LAWRENCE IN ARABIA is Scott Anderson’s stirring historical/biographical narrative regarding this near-mythical figure in world history. T. E. Lawrence emerges from his too good to be true image (depending on whose perspective of course) with depth, determination and a wry slyness previously unknown—apparently Anderson offers the most clear-eyed view of Lawrence to date.
Anderson asks in his introduction, “How did a painfully shy Oxford archaeologist without a single day of military training become the battlefield commander of a foreign revolutionary army, the political master strategist who foretold so many of the Middle Eastern calamities to come?”
The answer, he says, is “…because no one was paying attention.”
If the various and sundry military and non-military actions surrounding WW I hadn’t been in such complete disarray most of the time, some incompetent general surely would have brain-washed or beaten Lawrence into submission or gotten him off the playing field altogether. Such as it was, the British military was so completely incompetent that Lawrence roamed mostly free to put together his own army of Arab warriors and lead them in battle.
For someone like me with very little respect for the way the military conducts itself in war or peace, it’s impossible not to be attracted to this hero/anti-hero called Lawrence of Arabia.
For starters Lawrence in Arabia has a complex and fascinating central character. However what makes the book truly outstanding is how Anderson positions Lawrence in the middle of a collection of novice spies, bumbling multi-national adventurers, and exotic Middle Eastern personages and weaves their stories together into one of those perfect histories. You know the kind where you absolutely trust the scholarship and research of the author; where you find the writing eminently readable; and where you land smack dab in the middle of a theater of war that is indeed theatrical.
I am on a mission. Before traveling to the Arabian Peninsula this fall I want to know about that world. I’ve been reading about the Middle East and/or Arab World and/or Muslim World in a rather desultory fashion for awhile and I’ve traveled to Lebanon, Syria, Jordan, Palestine, Israel, Egypt, Tunisia, Morocco and Turkey. I no longer feel ignorant about that part of the world; on the other hand I don’t feel very knowledgeable either. My mission is to know more than I know now.

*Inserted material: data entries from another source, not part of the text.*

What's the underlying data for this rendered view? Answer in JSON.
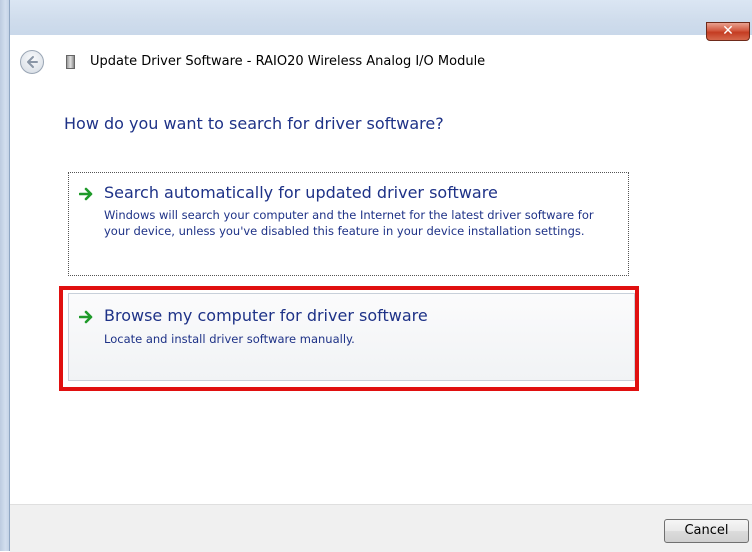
{
  "window": {
    "title": "Update Driver Software - RAIO20 Wireless Analog I/O Module",
    "close_label": "✕"
  },
  "heading": "How do you want to search for driver software?",
  "options": [
    {
      "title": "Search automatically for updated driver software",
      "description": "Windows will search your computer and the Internet for the latest driver software for your device, unless you've disabled this feature in your device installation settings.",
      "icon": "green-arrow-icon"
    },
    {
      "title": "Browse my computer for driver software",
      "description": "Locate and install driver software manually.",
      "icon": "green-arrow-icon"
    }
  ],
  "footer": {
    "cancel_label": "Cancel"
  },
  "colors": {
    "link_blue": "#1e3287",
    "highlight_red": "#e01010",
    "arrow_green": "#1f9a2a"
  }
}
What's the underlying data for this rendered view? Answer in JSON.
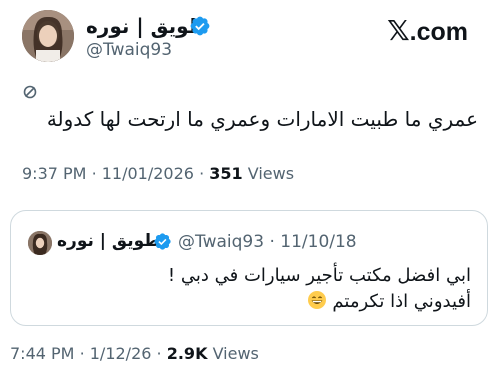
{
  "brand": {
    "mark": "𝕏",
    "domain": ".com"
  },
  "author": {
    "display_name": "طويق | نوره",
    "handle": "@Twaiq93",
    "verified_icon": "verified-badge-icon",
    "verified_color": "#1d9bf0"
  },
  "tweet": {
    "restricted_icon": "reply-restricted-icon",
    "text": "عمري ما طبيت الامارات وعمري ما ارتحت لها كدولة",
    "time": "9:37 PM",
    "separator": "·",
    "date": "11/01/2026",
    "views_count": "351",
    "views_label": "Views"
  },
  "quoted_tweet": {
    "display_name": "طويق | نوره",
    "handle": "@Twaiq93",
    "separator": "·",
    "date": "11/10/18",
    "line1": "ابي افضل مكتب تأجير سيارات في دبي !",
    "line2": "أفيدوني اذا تكرمتم",
    "emoji": "grinning-face-emoji",
    "time": "7:44 PM",
    "time_separator": "·",
    "post_date": "1/12/26",
    "views_count": "2.9K",
    "views_label": "Views"
  },
  "colors": {
    "text": "#0f1419",
    "secondary": "#536471",
    "border": "#cfd9de",
    "verified": "#1d9bf0"
  }
}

The books I’ve read have so far been primarily by western writers but I have gathered a small collection on the Arabian Peninsula that includes Arab and North African authors as well. Okay, back to reading….